Even though today’s Broadway musical scene reflects the sensibilities of current practitioners of the form (Schwartz, Webber, Abba and those South Park guys), the specter of George Gershwin still hangs heavy over the Great White Way. One cannot listen to “Rhapsody in Blue” without thinking of the Manhattan skyline (thanks, Woody), and songs like “Someone to Watch Over Me” and “I Got Rhythm” have resonance for even the youngest music enthusiasts.
It’s this legacy that gave composer/lyricist Wayland Pickard the idea for The Ghost of Gershwin, making its premiere at the Lonny Chapman Theatre in North Hollywood. Pickard considered it unfair to the world that Gershwin died so suddenly at age 38 when he had so much more to give, and he thought it would be fun to imagine his spirit returning to earth to guide another up-and-coming scribe. That’s the premise of his new musical.
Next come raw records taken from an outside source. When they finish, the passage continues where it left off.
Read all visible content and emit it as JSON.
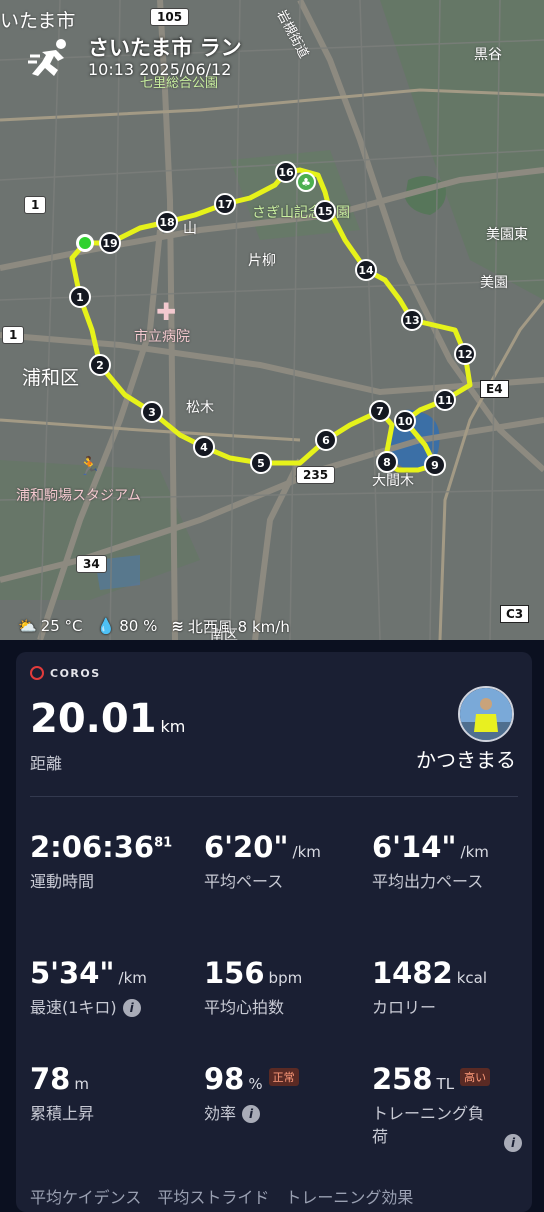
{
  "map": {
    "title": "さいたま市 ラン",
    "datetime": "10:13 2025/06/12",
    "labels": {
      "city_top": "いたま市",
      "park_top": "七里総合公園",
      "iwatsuki": "岩槻街道",
      "kuroya": "黒谷",
      "saginuma": "さぎ山記念公園",
      "katayanagi": "片柳",
      "mizonokuchi": "山",
      "hospital": "市立病院",
      "urawa": "浦和区",
      "matsuki": "松木",
      "stadium": "浦和駒場スタジアム",
      "oomaki": "大間木",
      "mizono1": "美園東",
      "mizono2": "美園",
      "minami": "南区"
    },
    "road_shields": [
      "105",
      "1",
      "1",
      "235",
      "34"
    ],
    "highway_shields": [
      "E4",
      "C3"
    ],
    "weather": {
      "temperature": "25 °C",
      "humidity": "80 %",
      "wind": "北西風 8 km/h"
    },
    "route_markers": [
      "1",
      "2",
      "3",
      "4",
      "5",
      "6",
      "7",
      "8",
      "9",
      "10",
      "11",
      "12",
      "13",
      "14",
      "15",
      "16",
      "17",
      "18",
      "19"
    ],
    "colors": {
      "route": "#e6f21a",
      "start": "#2fd12f"
    }
  },
  "card": {
    "brand": "COROS",
    "distance": {
      "value": "20.01",
      "unit": "km",
      "label": "距離"
    },
    "username": "かつきまる",
    "metrics": [
      {
        "value": "2:06:36",
        "sup": "81",
        "unit": "",
        "label": "運動時間"
      },
      {
        "value": "6'20\"",
        "unit": "/km",
        "label": "平均ペース"
      },
      {
        "value": "6'14\"",
        "unit": "/km",
        "label": "平均出力ペース"
      },
      {
        "value": "5'34\"",
        "unit": "/km",
        "label": "最速(1キロ)"
      },
      {
        "value": "156",
        "unit": "bpm",
        "label": "平均心拍数"
      },
      {
        "value": "1482",
        "unit": "kcal",
        "label": "カロリー"
      },
      {
        "value": "78",
        "unit": "m",
        "label": "累積上昇"
      },
      {
        "value": "98",
        "unit": "%",
        "badge": "正常",
        "label": "効率"
      },
      {
        "value": "258",
        "unit": "TL",
        "badge": "高い",
        "label": "トレーニング負荷"
      }
    ],
    "bottom_clip": "平均ケイデンス　平均ストライド　トレーニング効果"
  }
}
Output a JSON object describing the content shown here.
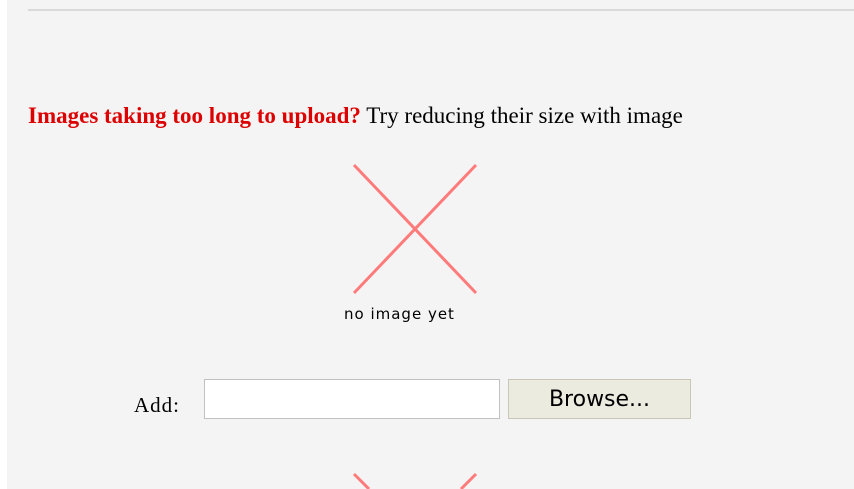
{
  "upload_tip": {
    "warning": "Images taking too long to upload?",
    "suggestion": " Try reducing their size with image"
  },
  "image_slot_1": {
    "placeholder_icon": "broken-image-x-icon",
    "caption": "no image yet"
  },
  "add_field": {
    "label": "Add:",
    "value": "",
    "placeholder": "",
    "browse_label": "Browse..."
  },
  "image_slot_2": {
    "placeholder_icon": "broken-image-x-icon"
  },
  "colors": {
    "warning_text": "#dd0000",
    "placeholder_x": "#ff7a7a",
    "panel_background": "#f4f4f4"
  }
}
Featuring 17 new Gershwin-inspired songs, this is the story of Grant (Andrew Bourgeois), a young composer living in a Brooklyn apartment building who, faced with eviction for past-due rent, deals with the various show people who come in and out, all wanting him to create new material for them.
Though set in present-day New York, the plot is strictly Tin Pan Alley with some contemporary situations tossed in. Grant is the business partner of Dennis (Gregory Guy Gorden), his old college roommate, who is unhappily married to diva Nessa (Emma-Jayne Appleyard), Grant’s former fiancée, who’d left him at the altar. Wilfred (Kyle Bares) is Nessa’s choreographer, who openly lusts for Dennis, while Coronelia (Suzy London) is the long-suffering landlady with her own ambitions to return to the stage after her beloved husband’s death.
Grant’s building is being refurbished, and Coronelia allows him to bring an abandoned upright piano into his apartment, telling him that it had actually been used by the great Gershwin himself when he lived there as a young man. Grant scoffs at the notion, but when he reads aloud a note he finds in the piano’s case, he summons the legendary composer’s spirit (Daniel Lench), dressed in his best tux, who promises to guide Grant to success, both musically and romantically.
Meanwhile, a pretty young tiler, Mel (Jean Altadel), is working in the building and comes to Grant’s flat to measure his kitchen and bathroom. Even though the young man is still pining for Nessa, Gershwin knows better and insists that Mel is the girl for him.
With a book by Doug Haverty, music by Pickard and lyrics by Pickard and Laura Manning, The Ghost of Gershwin has some nice points but also sections of unevenness. It is strongest when focusing on classic moments like Coronelia’s ballad to her late husband (“After All this Time”) but lurches into camp as when Wilfred sings about his ideal man (“Spice Guy”), accompanied by a high-kicking chorus. There are a few too many songs, as some are repetitive, and a couple sound a bit too contemporary.
Still, the cast is game, and they all have serviceable voices. Bourgeois does well with the part of the ever-optimistic Grant, while Appleyard is also effective, transforming a character that could have been a bitchy diva into something warmer and more appealing. London started out unsure with the material but delivered some nice moments as the landlady longing to rekindle the sparks of her musical theater past. I would have liked to see Altadel bring a little more edge to Mel. After all, she’s a Broadway Baby herself, even getting the chance to deliver a torch song written by the man she loves — but she still remains rather…chaste.
All other technical credits, including Jules Aaron’s direction, Michele Bernath’s choreography and Chris Winfield’s modest, two-tier set design are fine (although I would’ve liked to have glimpsed treetops or sky through the apartment windows rather than curtains and blinds — but it may have been a matter of economy).
Lovers of classic ’30s musicals will certainly savor The Ghost of Gershwin, which plays Fridays and Saturdays at 8 p.m. and Sundays at 2 p.m. at the Lonny Chapman Theatre, 10900 Burbank Blvd., North Hollywood. Reservations can be made online or by calling (818) 763-5990.[amazon template=iframe image&chan=default&asin=1451645309][amazon template=iframe image&chan=default&asin=B00006FN8K][amazon template=iframe image&chan=default&asin=B000006P4Z]